Born in Tokyo to British-American and Filipino parents, Berlin-based DJ/producer Objekt (real name TJ Hertz) can diversify his sets from otherwise antiseptic DJ mixes. Transitioning house to tech-house probably won’t win you DJ of the year, but shuffling through ambient to breaks to techno, IDM, acid throughout a single set is a different story. Objekt’s mission is to attract the unsuspecting listener who happens to be at the right place at the right time and sway them with a smörgåsbord of profound sounds. In an interview with the Guardian, Hertz said, “I wanted to give people who might not usually find themselves on a dance floor a route into listening to electronic music that they might otherwise find quite out-there.” 7:15 to 8:35 p.m. Friday, October 22, at Main Frame stage.
Stephen Bruner (AKA Thundercat) was the bassist for the thrash-metal band Suicidal Tendencies and contributed to Kendrick Lamar’s To Pimp a Butterfly — one of the most game-changing albums in hip-hop history. He was born to a revered flutist and percussionist mother and a father who drummed for Diana Ross, Gladys Knight, and the Temptations, so it makes perfect sense that Thundercat is one to make pivotal career changes. He pairs elements of acid-jazz, funk, and soul with dark, sinister lyrics that produce music in frightening and humorous worlds. Obsessive romanticism, police brutality, depression, death, Dragonball Z — Thundercat’s music knows no bounds. 8:15 to 9:15 p.m. Saturday, October 23, at Mind Melt stage.
Mellow and deep, blitzed and cathartic — producer and label boss Vegyn switches musical lanes with regularity. In an interview with Fader, Vegyn (AKA Joe Thornalley) said, “electronic music has opened up all these doors for possible iterations, and all everyone seems to want to do is stick to the ‘classics.’ Kick, snare, kick, snare. It’s just boring.” Thornalley’s music career began after handing singer James Blake a USB of original music, which Blake later used during his BBC Radio 1 slot. There are also those credits on Frank Ocean’s album Blonde and cohosting Ocean’s Apple Music 1 radio show Blonded. Inspired by the likes of the late J. Dilla, Thornalley creates breathing room with his music. The production flirts with spacious drum patterns, with euphoric melodies combed over with manipulated vocal samples. 6 to 7:15 p.m. Friday, October 22, at Main Frame stage.
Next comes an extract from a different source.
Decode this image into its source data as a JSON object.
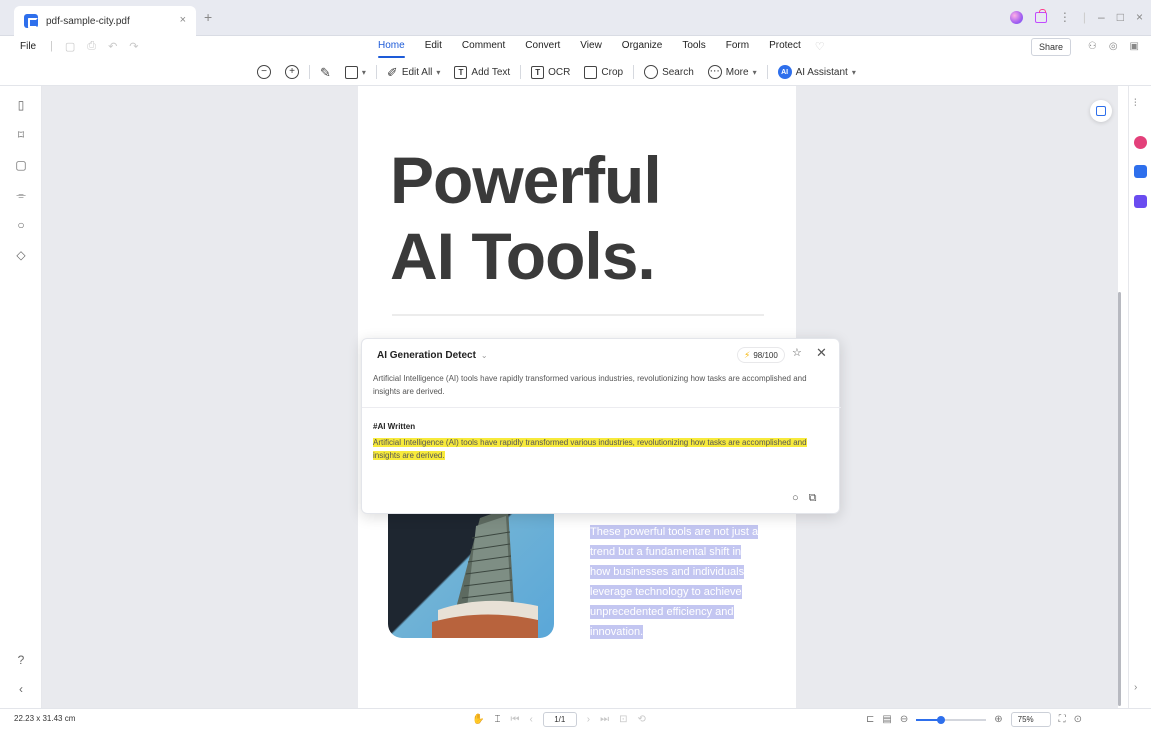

Yves Tumor and Its Band
Warp Records prides itself on the free and obscure, and Yves Tumor is a shining example. Their latest single, “Jackie,” released on the aforementioned legendary label, is a melancholy song peppered with distorted guitar chords and emotional torment, akin to ’90s Nine Inch Nails mixed with Prince’s flair and the glitched-out works of Aphex Twin. The haunted sounds of Yves Tumor — real name Sean Bowie (possibly), and born in Miami (maybe) — ranges from rock star-like cadence to seductive, luring electronic. Yves Tumor’s production is as powerful as they are enigmatic. There’s no point trying to figure the artist out — and that’s one key to their enlightenment. Delayed by the pandemic, Yves Tumor and Its Band are finally back on the road, leaving behind dystopia and Warp Records legacy wherever they go. 11:15 p.m. to midnight Friday, October 22, at Sector 3 stage.